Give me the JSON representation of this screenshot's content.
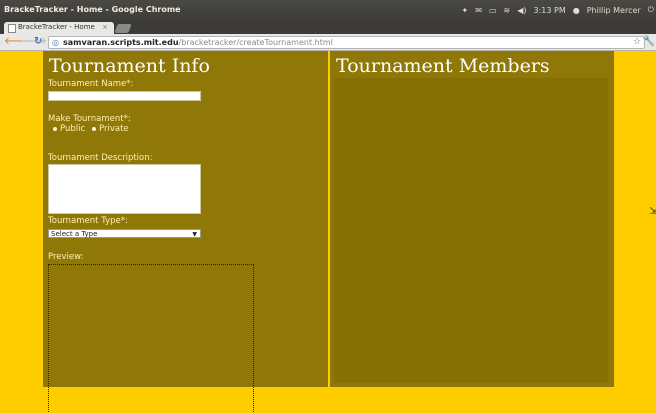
{
  "window": {
    "title": "BrackeTracker - Home - Google Chrome"
  },
  "panel": {
    "time": "3:13 PM",
    "user": "Phillip Mercer",
    "icons": [
      "dropbox-icon",
      "mail-icon",
      "battery-icon",
      "wifi-icon",
      "volume-icon",
      "user-icon",
      "power-icon"
    ]
  },
  "tab": {
    "title": "BrackeTracker - Home",
    "close": "×"
  },
  "address": {
    "host": "samvaran.scripts.mit.edu",
    "path": "/bracketracker/createTournament.html"
  },
  "left": {
    "title": "Tournament Info",
    "name_label": "Tournament Name*:",
    "make_label": "Make Tournament*:",
    "public_label": "Public",
    "private_label": "Private",
    "desc_label": "Tournament Description:",
    "type_label": "Tournament Type*:",
    "type_selected": "Select a Type",
    "preview_label": "Preview:"
  },
  "right": {
    "title": "Tournament Members"
  },
  "colors": {
    "page_bg": "#ffcc00",
    "panel_bg": "#8f7708",
    "heading": "#ffffff"
  }
}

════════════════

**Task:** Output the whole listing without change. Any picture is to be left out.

**Answer section:**
Give me the JSON representation of this screenshot's content.
{
  "window": {
    "title": "BrackeTracker - Home - Google Chrome"
  },
  "panel": {
    "time": "3:13 PM",
    "user": "Phillip Mercer",
    "icons": [
      "dropbox-icon",
      "mail-icon",
      "battery-icon",
      "wifi-icon",
      "volume-icon",
      "user-icon",
      "power-icon"
    ]
  },
  "tab": {
    "title": "BrackeTracker - Home",
    "close": "×"
  },
  "address": {
    "host": "samvaran.scripts.mit.edu",
    "path": "/bracketracker/createTournament.html"
  },
  "left": {
    "title": "Tournament Info",
    "name_label": "Tournament Name*:",
    "make_label": "Make Tournament*:",
    "public_label": "Public",
    "private_label": "Private",
    "desc_label": "Tournament Description:",
    "type_label": "Tournament Type*:",
    "type_selected": "Select a Type",
    "preview_label": "Preview:"
  },
  "right": {
    "title": "Tournament Members"
  },
  "colors": {
    "page_bg": "#ffcc00",
    "panel_bg": "#8f7708",
    "heading": "#ffffff"
  }
}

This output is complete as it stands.